    And start with his recent Youtube replay of “bills to be passed will be available to the public to review for 5 days before I sign them.”
    What is the time frame in your world, Mr Obama? Minutes are hours, eh? He is just another politician of the mold we have suffered with since the Reagan years.
    And remember, projecters, I am an independent, who was first registered as a Democrat. The republican noose will not go over here, folks!

  4. As portrayed by the victory of the democrats, and the passage of this landmark legislation, it is patently obvious that the divulgence of knowledge and common sense did not suffice to prevent the mass economical carnage and forthcoming mourning that the people of this once great nation will inevitably bear. This healthcare bill will undoubtedly bestow many with promising hopefulness in alleviating their medical burdens, remove the yoke of arduous healthcare insurance protocols, and set many Americans free from the demoralizing hardship that medical care imparts on those that truly need it. For once, those saddled with illness can treat their conditions without enduring radical financial detriments, and receive medical attention in a fashion that will preserve their health concurrent to their financial state. The healthcare reform, as it is seen on this faithful day, brings forth hopeful expectation and a seeming remedy to our nation’s once contemptible healthcare system. Or is it so?
    The healthcare reform budget calls for the imposition of many economically detrimental sanctions, among them extreme tax increases and undue government enforcement ensuring complete compliance of all of the healthcare reform’s taxes, fees, and excessive mandatory employment tax obligations, of which our economy cannot suffice to bear. Our anguished economy cannot afford the costs associated with the healthcare reform; however, the Democratic Party believes so. Will this healthcare reform suffice to the Democratic Party’s expectations? The numbers, figures, and facts speak otherwise. Nevertheless, there will always be people in positive expectation of this healthcare reform, ready to defend it, in the wake of its promising and truly appealing “benefits.” Woe to them that act out of pure bliss instead of using sound logic as the basis for their beliefs. Irrespective of how the Democratic Party positively portrays the healthcare reform, it will inevitably fail on the sole basis of natural process and order. If it cannot work, it cannot work.
    What has been sowed in the unfertile land of illogical and prohibitive notions will be reaped accordingly when natural law fails not in proving the healthcare reform’s true disfunctionality. I expect genuine and harsh condolence to this excerpt, from the many who place their trust in the unquantifiable and irrational provisions of the healthcare reform, but beliefs are difficult to transform even in the wake of the truth as portrayed herein. There is nothing that can be done to change the mentality of those that believe in the fantasy of the healthcare reform for the sake of it, and likewise prevent the certain forthcoming economical ravages of its devastation. Doomed as we are, our only true expectation lies in heeding the knowledge we will gain from this failure, and assure that such mistaken legislative decisions are never again repeated.

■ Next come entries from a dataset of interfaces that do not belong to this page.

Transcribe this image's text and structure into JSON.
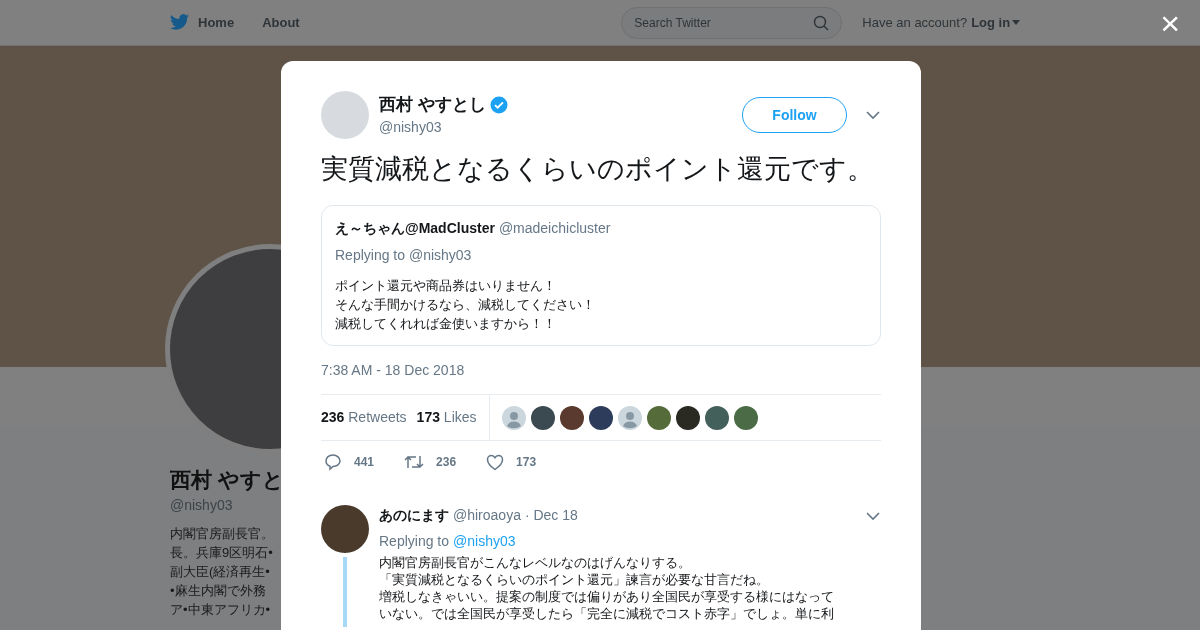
{
  "nav": {
    "links": [
      "Home",
      "About"
    ],
    "search": {
      "placeholder": "Search Twitter"
    },
    "account_prompt": "Have an account?",
    "login": "Log in",
    "close": "×"
  },
  "profile": {
    "name": "西村 やすと",
    "handle": "@nishy03",
    "bio_lines": [
      "内閣官房副長官。",
      "長。兵庫9区明石•",
      "副大臣(経済再生•",
      "•麻生内閣で外務",
      "ア•中東アフリカ•"
    ]
  },
  "tweet": {
    "author": {
      "name": "西村 やすとし",
      "handle": "@nishy03",
      "verified": true
    },
    "follow": "Follow",
    "text": "実質減税となるくらいのポイント還元です。",
    "quoted": {
      "name": "え～ちゃん@MadCluster",
      "handle": "@madeichicluster",
      "replying": "Replying to @nishy03",
      "lines": [
        "ポイント還元や商品券はいりません！",
        "そんな手間かけるなら、減税してください！",
        "減税してくれれば金使いますから！！"
      ]
    },
    "timestamp": "7:38 AM - 18 Dec 2018",
    "stats": [
      {
        "count": "236",
        "label": "Retweets"
      },
      {
        "count": "173",
        "label": "Likes"
      }
    ],
    "likers": [
      {
        "kind": "default"
      },
      {
        "kind": "photo"
      },
      {
        "kind": "photo"
      },
      {
        "kind": "photo"
      },
      {
        "kind": "default"
      },
      {
        "kind": "photo"
      },
      {
        "kind": "photo"
      },
      {
        "kind": "photo"
      },
      {
        "kind": "photo"
      }
    ],
    "actions": [
      {
        "kind": "reply",
        "count": "441"
      },
      {
        "kind": "retweet",
        "count": "236"
      },
      {
        "kind": "like",
        "count": "173"
      }
    ]
  },
  "reply": {
    "name": "あのにます",
    "handle": "@hiroaoya",
    "date": "· Dec 18",
    "replying_prefix": "Replying to",
    "replying_handle": "@nishy03",
    "lines": [
      "内閣官房副長官がこんなレベルなのはげんなりする。",
      "「実質減税となるくらいのポイント還元」諫言が必要な甘言だね。",
      "増税しなきゃいい。提案の制度では偏りがあり全国民が享受する様にはなって",
      "いない。では全国民が享受したら「完全に減税でコスト赤字」でしょ。単に利"
    ]
  }
}
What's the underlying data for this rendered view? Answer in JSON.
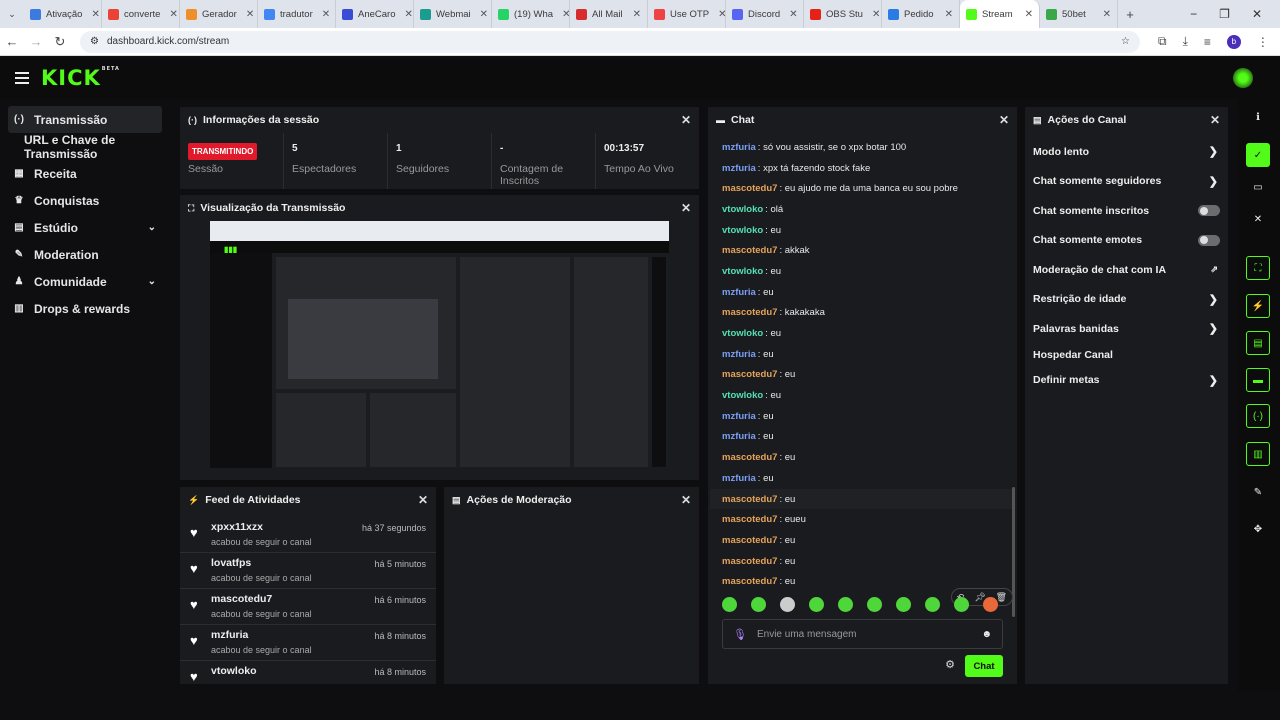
{
  "browser": {
    "tabs": [
      {
        "label": "Ativação",
        "color": "#3d7ae0"
      },
      {
        "label": "converte",
        "color": "#ea4335"
      },
      {
        "label": "Gerador",
        "color": "#ef8f2a"
      },
      {
        "label": "tradutor",
        "color": "#4285f4"
      },
      {
        "label": "AneCaro",
        "color": "#3a4bd6"
      },
      {
        "label": "Webmai",
        "color": "#1a9c8f"
      },
      {
        "label": "(19) Wha",
        "color": "#25d366"
      },
      {
        "label": "All Mail",
        "color": "#d62e2e"
      },
      {
        "label": "Use OTP",
        "color": "#e44"
      },
      {
        "label": "Discord",
        "color": "#5865f2"
      },
      {
        "label": "OBS Stu",
        "color": "#e62117"
      },
      {
        "label": "Pedido",
        "color": "#2a7be4"
      },
      {
        "label": "Stream",
        "color": "#53fc18"
      },
      {
        "label": "50bet",
        "color": "#3aa84a"
      }
    ],
    "url": "dashboard.kick.com/stream"
  },
  "header": {
    "logo": "KICK",
    "beta": "BETA"
  },
  "sidebar": {
    "items": [
      {
        "label": "Transmissão",
        "icon": "broadcast-icon"
      },
      {
        "label": "URL e Chave de Transmissão"
      },
      {
        "label": "Receita",
        "icon": "revenue-icon"
      },
      {
        "label": "Conquistas",
        "icon": "trophy-icon"
      },
      {
        "label": "Estúdio",
        "icon": "studio-icon"
      },
      {
        "label": "Moderation",
        "icon": "wrench-icon"
      },
      {
        "label": "Comunidade",
        "icon": "community-icon"
      },
      {
        "label": "Drops & rewards",
        "icon": "drops-icon"
      }
    ]
  },
  "session": {
    "title": "Informações da sessão",
    "badge": "TRANSMITINDO",
    "stats": [
      {
        "value": "",
        "label": "Sessão"
      },
      {
        "value": "5",
        "label": "Espectadores"
      },
      {
        "value": "1",
        "label": "Seguidores"
      },
      {
        "value": "-",
        "label": "Contagem de Inscritos"
      },
      {
        "value": "00:13:57",
        "label": "Tempo Ao Vivo"
      }
    ]
  },
  "preview": {
    "title": "Visualização da Transmissão"
  },
  "feed": {
    "title": "Feed de Atividades",
    "items": [
      {
        "name": "xpxx11xzx",
        "sub": "acabou de seguir o canal",
        "time": "há 37 segundos"
      },
      {
        "name": "lovatfps",
        "sub": "acabou de seguir o canal",
        "time": "há 5 minutos"
      },
      {
        "name": "mascotedu7",
        "sub": "acabou de seguir o canal",
        "time": "há 6 minutos"
      },
      {
        "name": "mzfuria",
        "sub": "acabou de seguir o canal",
        "time": "há 8 minutos"
      },
      {
        "name": "vtowloko",
        "sub": "",
        "time": "há 8 minutos"
      }
    ]
  },
  "moderation": {
    "title": "Ações de Moderação"
  },
  "chat": {
    "title": "Chat",
    "messages": [
      {
        "user": "mzfuria",
        "text": "só vou assistir, se o xpx botar 100"
      },
      {
        "user": "mzfuria",
        "text": "xpx tá fazendo stock fake"
      },
      {
        "user": "mascotedu7",
        "text": "eu ajudo me da uma banca eu sou pobre"
      },
      {
        "user": "vtowloko",
        "text": "olá"
      },
      {
        "user": "vtowloko",
        "text": "eu"
      },
      {
        "user": "mascotedu7",
        "text": "akkak"
      },
      {
        "user": "vtowloko",
        "text": "eu"
      },
      {
        "user": "mzfuria",
        "text": "eu"
      },
      {
        "user": "mascotedu7",
        "text": "kakakaka"
      },
      {
        "user": "vtowloko",
        "text": "eu"
      },
      {
        "user": "mzfuria",
        "text": "eu"
      },
      {
        "user": "mascotedu7",
        "text": "eu"
      },
      {
        "user": "vtowloko",
        "text": "eu"
      },
      {
        "user": "mzfuria",
        "text": "eu"
      },
      {
        "user": "mzfuria",
        "text": "eu"
      },
      {
        "user": "mascotedu7",
        "text": "eu"
      },
      {
        "user": "mzfuria",
        "text": "eu"
      },
      {
        "user": "mascotedu7",
        "text": "eu"
      },
      {
        "user": "mascotedu7",
        "text": "eueu"
      },
      {
        "user": "mascotedu7",
        "text": "eu"
      },
      {
        "user": "mascotedu7",
        "text": "eu"
      },
      {
        "user": "mascotedu7",
        "text": "eu"
      }
    ],
    "placeholder": "Envie uma mensagem",
    "send": "Chat"
  },
  "actions": {
    "title": "Ações do Canal",
    "items": [
      {
        "label": "Modo lento",
        "kind": "arrow"
      },
      {
        "label": "Chat somente seguidores",
        "kind": "arrow"
      },
      {
        "label": "Chat somente inscritos",
        "kind": "toggle"
      },
      {
        "label": "Chat somente emotes",
        "kind": "toggle"
      },
      {
        "label": "Moderação de chat com IA",
        "kind": "external"
      },
      {
        "label": "Restrição de idade",
        "kind": "arrow"
      },
      {
        "label": "Palavras banidas",
        "kind": "arrow"
      },
      {
        "label": "Hospedar Canal",
        "kind": "none"
      },
      {
        "label": "Definir metas",
        "kind": "arrow"
      }
    ]
  }
}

  5. What’s not getting enough press is the fact that buried at the bottom of the bill is the impact on FSAs. For those employees that are making a conscious effort to set aside funds to be able to pay for out of pocket costs, the flexible spending accounts will not be reduced to a maximum contribution of only $2,500 (down from $5,000) and will no longer be able to be used for over the counter medications.

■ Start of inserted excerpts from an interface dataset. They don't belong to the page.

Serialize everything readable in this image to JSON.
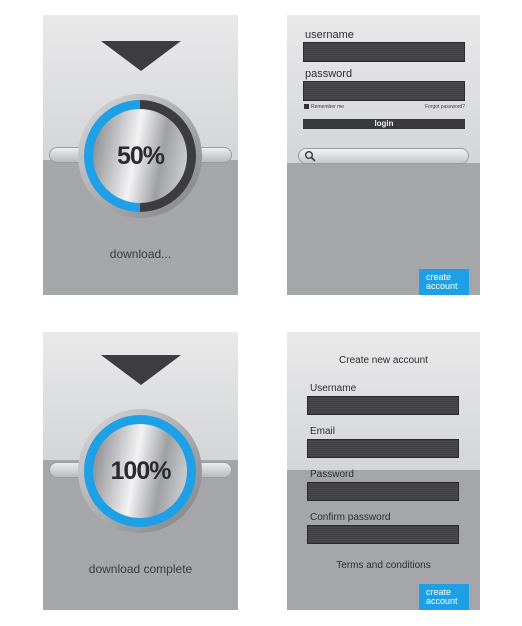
{
  "download_panel": {
    "percent_text": "50%",
    "progress": 0.5,
    "status": "download..."
  },
  "complete_panel": {
    "percent_text": "100%",
    "progress": 1.0,
    "status": "download complete"
  },
  "login_panel": {
    "username_label": "username",
    "password_label": "password",
    "remember_me": "Remember me",
    "forgot_password": "Forgot password?",
    "login_button": "login",
    "create_button_line1": "create",
    "create_button_line2": "account"
  },
  "register_panel": {
    "title": "Create new account",
    "username_label": "Username",
    "email_label": "Email",
    "password_label": "Password",
    "confirm_label": "Confirm password",
    "terms": "Terms and conditions",
    "create_button_line1": "create",
    "create_button_line2": "account"
  },
  "colors": {
    "accent": "#1ea0e6",
    "field": "#444446"
  },
  "icons": [
    "down-arrow-icon",
    "search-icon"
  ]
}
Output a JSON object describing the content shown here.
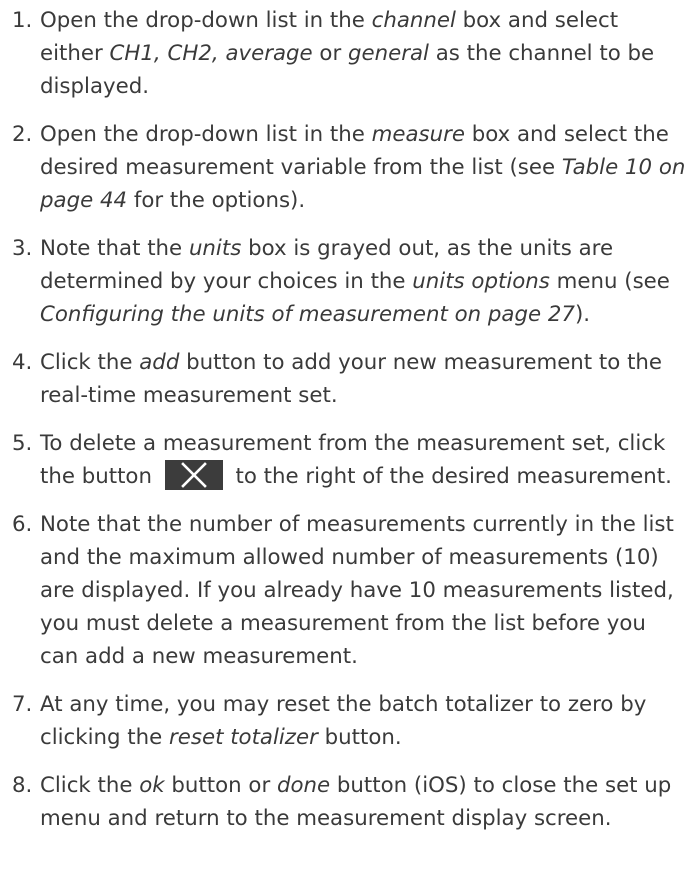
{
  "steps": [
    {
      "num": "1.",
      "parts": [
        {
          "t": "Open the drop-down list in the "
        },
        {
          "t": "channel",
          "i": true
        },
        {
          "t": " box and select either "
        },
        {
          "t": "CH1, CH2, average",
          "i": true
        },
        {
          "t": " or "
        },
        {
          "t": "general",
          "i": true
        },
        {
          "t": " as the channel to be displayed."
        }
      ]
    },
    {
      "num": "2.",
      "parts": [
        {
          "t": "Open the drop-down list in the "
        },
        {
          "t": "measure",
          "i": true
        },
        {
          "t": " box and select the desired measurement variable from the list (see "
        },
        {
          "t": "Table 10 on page 44",
          "i": true
        },
        {
          "t": " for the options)."
        }
      ]
    },
    {
      "num": "3.",
      "parts": [
        {
          "t": "Note that the "
        },
        {
          "t": "units",
          "i": true
        },
        {
          "t": " box is grayed out, as the units are determined by your choices in the "
        },
        {
          "t": "units options",
          "i": true
        },
        {
          "t": " menu (see "
        },
        {
          "t": "Configuring the units of measurement on page 27",
          "i": true
        },
        {
          "t": ")."
        }
      ]
    },
    {
      "num": "4.",
      "parts": [
        {
          "t": "Click the "
        },
        {
          "t": "add",
          "i": true
        },
        {
          "t": " button to add your new measurement to the real-time measurement set."
        }
      ]
    },
    {
      "num": "5.",
      "parts": [
        {
          "t": "To delete a measurement from the measurement set, click the button"
        },
        {
          "icon": "close-x-icon"
        },
        {
          "t": "to the right of the desired measurement."
        }
      ]
    },
    {
      "num": "6.",
      "parts": [
        {
          "t": "Note that the number of measurements currently in the list and the maximum allowed number of measurements (10) are displayed. If you already have 10 measurements listed, you must delete a measurement from the list before you can add a new measurement."
        }
      ]
    },
    {
      "num": "7.",
      "parts": [
        {
          "t": "At any time, you may reset the batch totalizer to zero by clicking the "
        },
        {
          "t": "reset totalizer",
          "i": true
        },
        {
          "t": " button."
        }
      ]
    },
    {
      "num": "8.",
      "parts": [
        {
          "t": "Click the "
        },
        {
          "t": "ok",
          "i": true
        },
        {
          "t": " button or "
        },
        {
          "t": "done",
          "i": true
        },
        {
          "t": " button (iOS) to close the set up menu and return to the measurement display screen."
        }
      ]
    }
  ],
  "colors": {
    "text": "#3a3a3a",
    "icon_bg": "#3c3c3c",
    "icon_fg": "#ffffff"
  }
}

  6. Thanks for continuing provide clear, unbiased updates on what is happening!

  7. Helpful illustration. I have been confused about where the version of the bill approved by the House would go next and have been surprised that this bill could be signed by the President while another version of the bill is to go through a reconciliation process. Still confusing, but this sheds some light.
    Regarding the nutcase commentary above, I have to admit I have never understood the mind of those who write it. The commentary never has a bit of fact to support it. Its tone is strident, tinged with violence and blind fury. What never ceases to astonish me about such commentary is its utter detachment from any reality.
    The reaction is the same no matter how marginal the variation is from presumed extreme right-wing positions on any topic advocated by the Obama Administration or Democratic Congressional legislators. That is certainly the case with this legislation that in essence expands insurance coverage within more or less the same mess of a system that has always existed.
    That is also why Margalit’s, among many others’, comment in another posting is true that opposition to this marginal or – heaven forbid – fundamental reform has nothing to do with the healthcare system itself. It is a generalized reaction based on aggressive (i.e. consciously asserted, not simply passively existing) ignorance, hatred for others, astonishing prejudice and apparently a good dose of stupidity, i.e. an inability or unwillingness to perform the most basic fact-based analysis of a topic.

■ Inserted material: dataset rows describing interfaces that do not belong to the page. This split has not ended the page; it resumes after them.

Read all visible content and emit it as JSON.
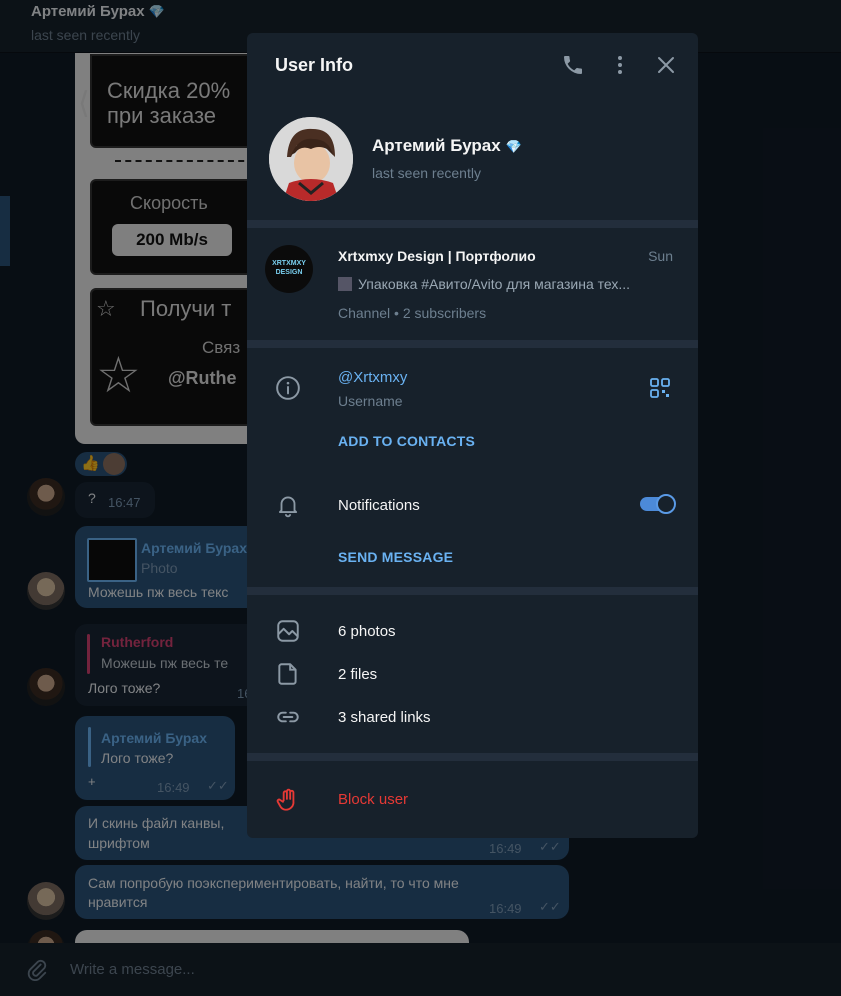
{
  "chat_header": {
    "name": "Артемий Бурах",
    "status": "last seen recently"
  },
  "image_message": {
    "promo_line1": "Скидка 20%",
    "promo_line2": "при заказе",
    "speed_label": "Скорость",
    "speed_value": "200 Mb/s",
    "cta": "Получи т",
    "contact": "Связ",
    "handle": "@Ruthe"
  },
  "messages": [
    {
      "text": "?",
      "time": "16:47"
    },
    {
      "quote_author": "Артемий Бурах",
      "quote_text": "Photo",
      "text": "Можешь пж весь текс"
    },
    {
      "quote_author": "Rutherford",
      "quote_text": "Можешь пж весь те",
      "text": "Лого тоже?",
      "time": "16"
    },
    {
      "quote_author": "Артемий Бурах",
      "quote_text": "Лого тоже?",
      "text": "+",
      "time": "16:49"
    },
    {
      "text_line1": "И скинь файл канвы,",
      "text_line2": "шрифтом",
      "time": "16:49"
    },
    {
      "text_line1": "Сам попробую поэкспериментировать, найти, то что мне",
      "text_line2": "нравится",
      "time": "16:49"
    }
  ],
  "composer": {
    "placeholder": "Write a message..."
  },
  "panel": {
    "title": "User Info",
    "profile": {
      "name": "Артемий Бурах",
      "status": "last seen recently"
    },
    "channel": {
      "title": "Xrtxmxy Design | Портфолио",
      "date": "Sun",
      "preview": "Упаковка #Авито/Avito для магазина тех...",
      "meta": "Channel • 2 subscribers",
      "avatar_text": "XRTXMXY DESIGN"
    },
    "username": {
      "value": "@Xrtxmxy",
      "label": "Username"
    },
    "add_to_contacts": "ADD TO CONTACTS",
    "notifications": {
      "label": "Notifications",
      "enabled": true
    },
    "send_message": "SEND MESSAGE",
    "media": {
      "photos": "6 photos",
      "files": "2 files",
      "links": "3 shared links"
    },
    "block_user": "Block user"
  },
  "colors": {
    "accent": "#6ab2f2",
    "danger": "#e53935",
    "panel_bg": "#17212b",
    "toggle": "#4c8ad8"
  }
}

  8. The reconciliation is a twist of procedure to neutralize the other twist of procedure, the filibuster. If you hate the filibuster you must love reconciliation, if you hate reconciliation, you must love the filibuster. Inappropriate use of both should be prohibited, but while one exists the other can mediate the madness.
    It’s a shame that so many extreme Republicans, as the few comments above, dominate the voice of the party now with their bitter endless eternal anger. I would love to see some positive constructive contributions from Republicans. I would have loved to see my Republican representative to have collaborated to offer all Americans health care. But the party seems to be dominated by blind hate and bitter fear, so unChristian, so unAmerican, so shameful.

  9. I think people calling Obama a socialist is something of the result of reality far outstripping the categories that we have.
    Like George Bush, Barak Obama has overseen a vast increase in Federal spending and power. But both these increases have served private interests rather the public interest which a hypothetical “socialism” would serve. Both the Bush and the Obama expansion have involved the modern private-public-fusion approach. These supposedly, hypothetically improve efficiency but definitely, positively prevent the most impoverished from feeling any less of a whip-hand at their back.
    To the populists and opportunists on the Right, this regime can be called “Socialism” when they aren’t riding in the carriage. Similarly, this same set of policies can be label “Fascism” by opportunists on the Left when they are similarly excluded. This shrill, empty debate excludes all real debate about the general drift of things. It’s not surprising. Permanent government, not really Left or Right, brooks not real opposition, now even less than before. Some fraction of experts are concerned by the unsustainability of this regime. But the top experts ride this like nothing. They’re used to profiting from the disasters around them. When Obama has his Katrina, if health car isn’t already his Katrina, I’m sure the Right will excited but other course neither Left nor Right will recognize our permanent government even then.

  10. they forget to tell you that the bill does not affect them they’re health care is paid for life by us not them they wont have to pay a fine we pay it for them how can someone agree to a bill that doesnt apply to them??????? i guess easy

  11. i think this health bill should be thrown out just as the ones who put it together and the so called president who sign it. what happen to the constitution is the president going to start killing people that dont look like him too>>>> is this a repeat of hitler???? not much different than the way that it started in germany soon they’ll be telling us where to work what we can make how we can spend it and what we can eat impeach the so called butt thats president and put someone in there who knows what they’re doing obama cant even answer a question all he seems to get out is ummmand like ummmm

  12. If your head is being filled by falsehoods as to what this bill is about – this is definitely worth a read – consider this one thought:
    …these are the same Republicans who thought nothing of spending one trillion dollars (not to mention the wasted lives) on that wild goose chase in Iraq, but now act as if spending less than that on healthcare for their fellow Americans is an act of treason.

  13. Oboma, is a cuss word in my house. My thoughts on him is IMPEACH the socialist. Also his flunky Nancy Poluski

Leave a Reply

Your email address will not be published. Required fields are marked *